Because progesterone inhibits ovulation, preventing a pregnant woman from being fertilized again during pregnancy, it was considered nature’s contraceptive. Djerassi synthesized 19-norprogesterone, four to eight times as active as natural progesterone, which was the most effective progestational hormone. He synthesized 19-nor-17- ethynyltestoterone and submitted it for biological evaluation, which showed it to be the most potent oral progestin then known. Because Syntex had no pharmaceutical outlets or biological laboratories, he chose Parke-Davis to market it as Norlutin after receiving approval from the Food and Drug Administration in 1957.
In 1952, Djerassi became a tenured associate professor at Wayne University (now Wayne State University) in Detroit, Mich. He became a full professor in 1953. During his five years there, he initiated research that he considered his most important chemical contribution—application of physicochemical techniques to characterize and determine the structures of organic compounds.
Djerassi returned to Syntex for a second three-year term as vice president for research. In 1959, he became president of Syntex, a connection that made him wealthy and enabled him to purchase 1,200 acres for his SMIP cattle ranch and to begin collecting art. In 1959, he also became professor of chemistry at Stanford University, where he remained as professor emeritus until his death. He retained his ties to industry, serving in important positions with Syntex, Zoecon and other firms.
In 1978, his artist daughter Pamela committed suicide, which he called “the greatest tragedy of my life.” He finally came to terms with that event the following year by turning half of his SMIP ranch into an artist’s colony with housing and studios for scores of visual artists, writers, composers and choreographers. The Djerassi Resident Artists Program, the largest in the western United States and among the best in the country, has provided more than 2,000 residencies and currently serves approximately 90 artists annually, all free of charge.
In 1985, a five-hour cancer operation forced Djerassi to come to terms with his own mortality. He embarked on a third career (after his scientific careers in industry and academe) in creative writing, becoming a novelist, poet and playwright, specializing in “science-in-fiction” as opposed to science fiction.
We will truly miss our nonagenarian polymath colleague and friend.
George B. Kauffman, Ph.D., chemistry professor emeritus at Fresno State and a Guggenheim Fellow, is a recipient of the American Chemical Society’s George C. Pimentel Award in Chemical Education, the Helen M. Free Award for Public Outreach and the Award for Research at an Undergraduate Institution, and numerous domestic and international honors.
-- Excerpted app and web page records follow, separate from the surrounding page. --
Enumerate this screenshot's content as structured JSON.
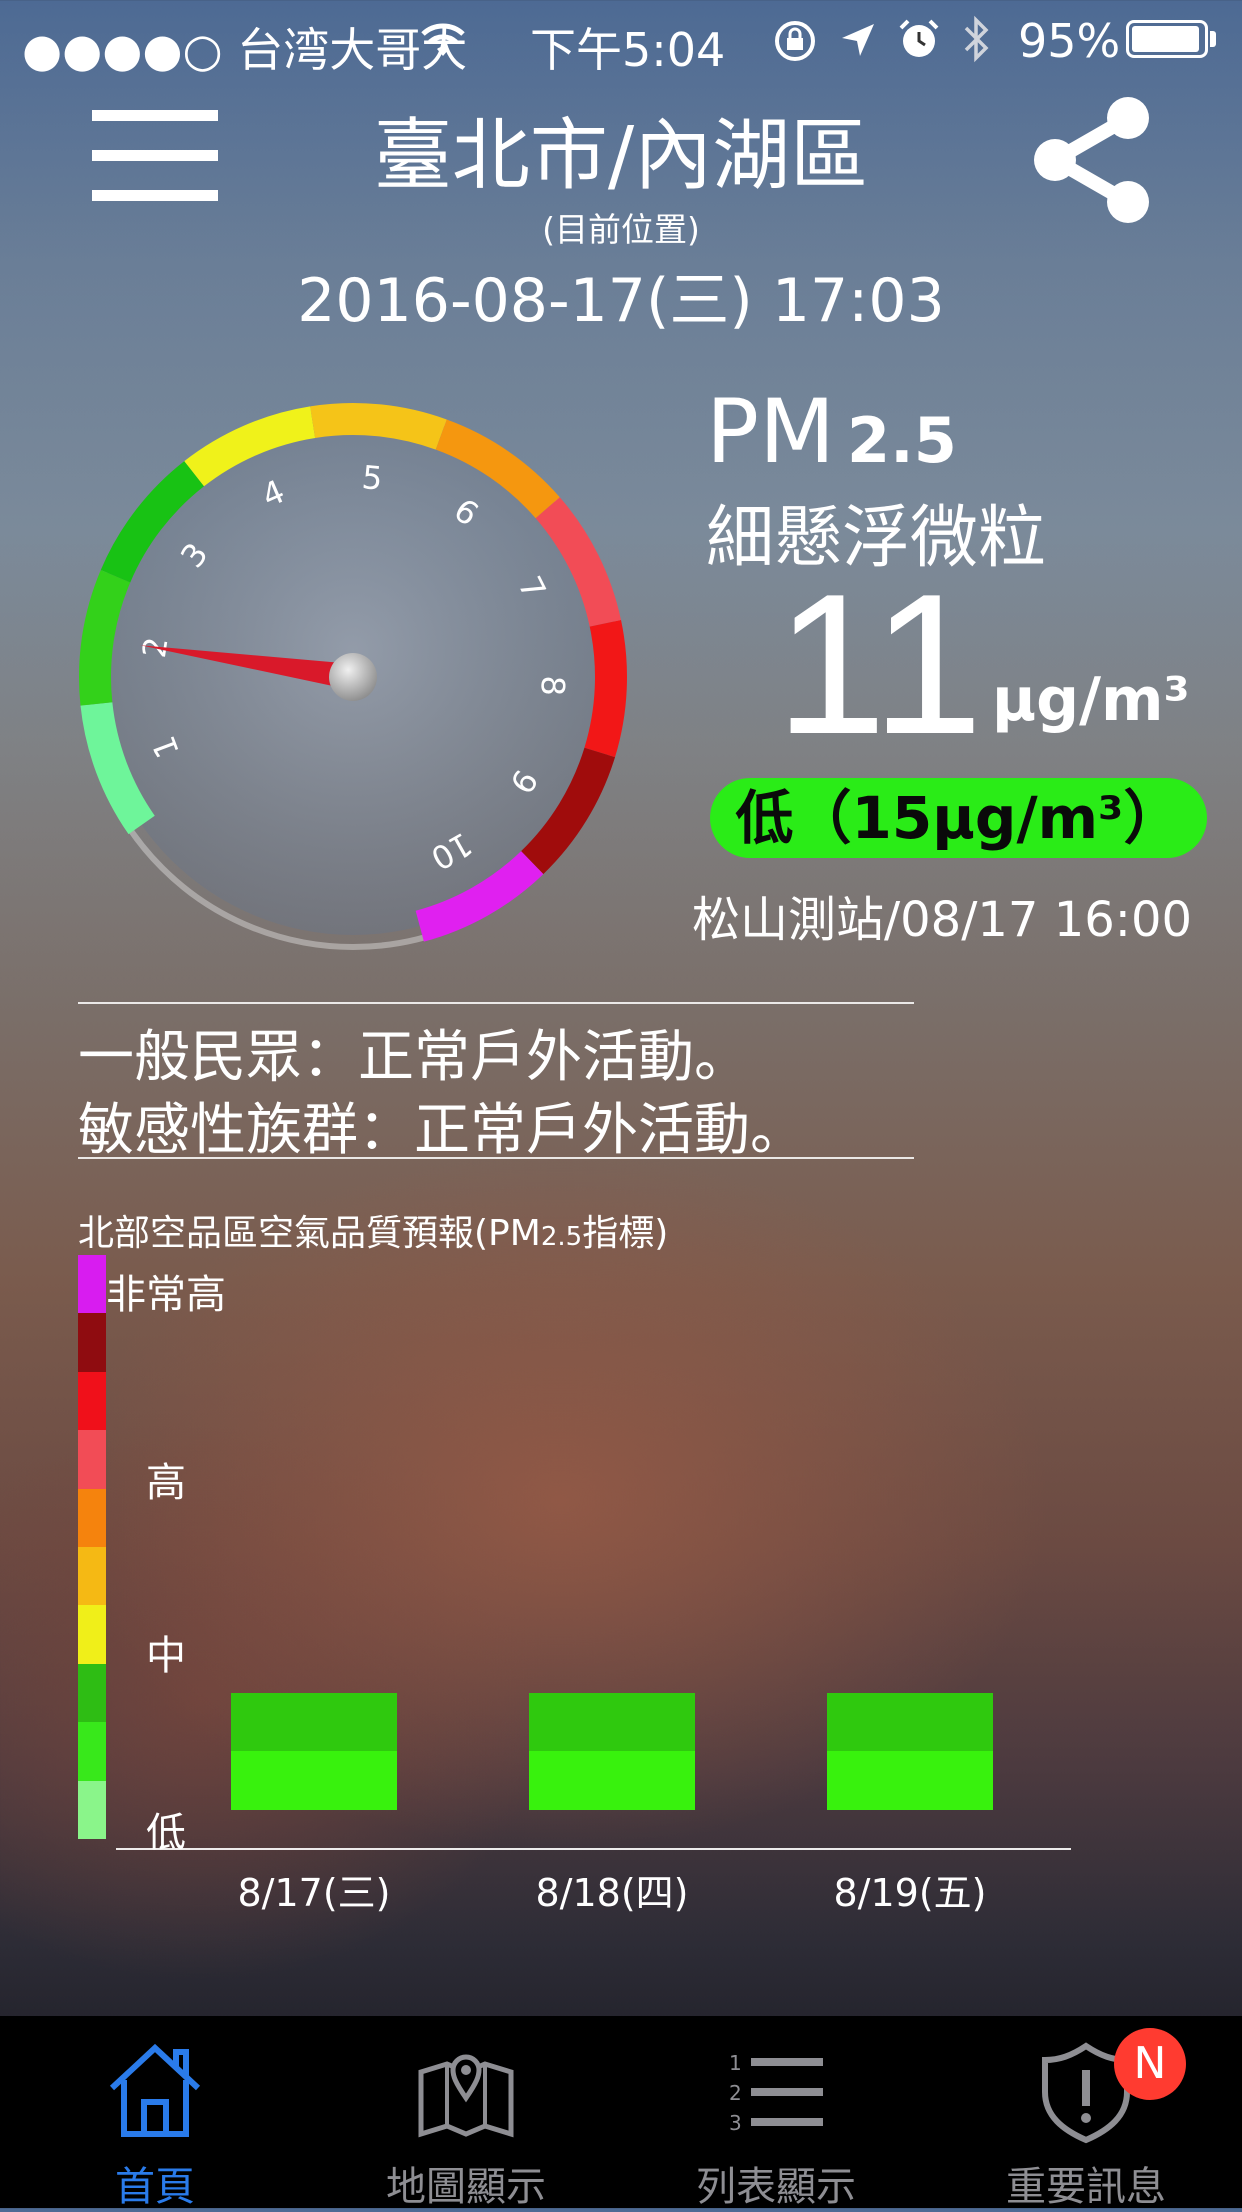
{
  "status_bar": {
    "carrier": "●●●●○ 台湾大哥大",
    "time": "下午5:04",
    "battery": "95%",
    "battery_level": 0.95
  },
  "header": {
    "location": "臺北市/內湖區",
    "location_note": "(目前位置)",
    "datetime": "2016-08-17(三) 17:03"
  },
  "gauge": {
    "ticks": [
      "1",
      "2",
      "3",
      "4",
      "5",
      "6",
      "7",
      "8",
      "9",
      "10"
    ],
    "needle_value": 2.0,
    "colors": [
      "#6ef59a",
      "#33d11a",
      "#18c214",
      "#f0f21a",
      "#f5c418",
      "#f5970f",
      "#f24c56",
      "#f21717",
      "#a00c0c",
      "#e020f0"
    ]
  },
  "reading": {
    "pm_label": "PM",
    "pm_sub": "2.5",
    "pm_desc": "細懸浮微粒",
    "value": "11",
    "unit": "μg/m³",
    "level_label": "低（15μg/m³）",
    "level_color": "#2aec17",
    "station": "松山測站/08/17 16:00"
  },
  "advice": {
    "general": "一般民眾：正常戶外活動。",
    "sensitive": "敏感性族群：正常戶外活動。"
  },
  "forecast": {
    "title_a": "北部空品區空氣品質預報(PM",
    "title_sub": "2.5",
    "title_b": "指標)",
    "levels": {
      "very_high": "非常高",
      "high": "高",
      "medium": "中",
      "low": "低"
    },
    "scale_colors": [
      "#d81cf0",
      "#8f0c10",
      "#f0101a",
      "#f24c56",
      "#f5830d",
      "#f5b914",
      "#f0ef19",
      "#2ebd14",
      "#38e81b",
      "#8af58a"
    ],
    "days": [
      "8/17(三)",
      "8/18(四)",
      "8/19(五)"
    ],
    "values": [
      2,
      2,
      2
    ]
  },
  "tabs": [
    {
      "label": "首頁",
      "icon": "home-icon",
      "active": true
    },
    {
      "label": "地圖顯示",
      "icon": "map-icon",
      "active": false
    },
    {
      "label": "列表顯示",
      "icon": "list-icon",
      "active": false
    },
    {
      "label": "重要訊息",
      "icon": "alert-shield-icon",
      "active": false
    }
  ],
  "notification_badge": "N"
}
In 2002 and 2011, he was appointed a Fellow of the American Association for the Advancement of Science (AAAS) and the American Chemical Society (ACS), respectively. Laurie M. Kauffman, his wife and frequent coauthor, is concerned with the humanistic aspects of science.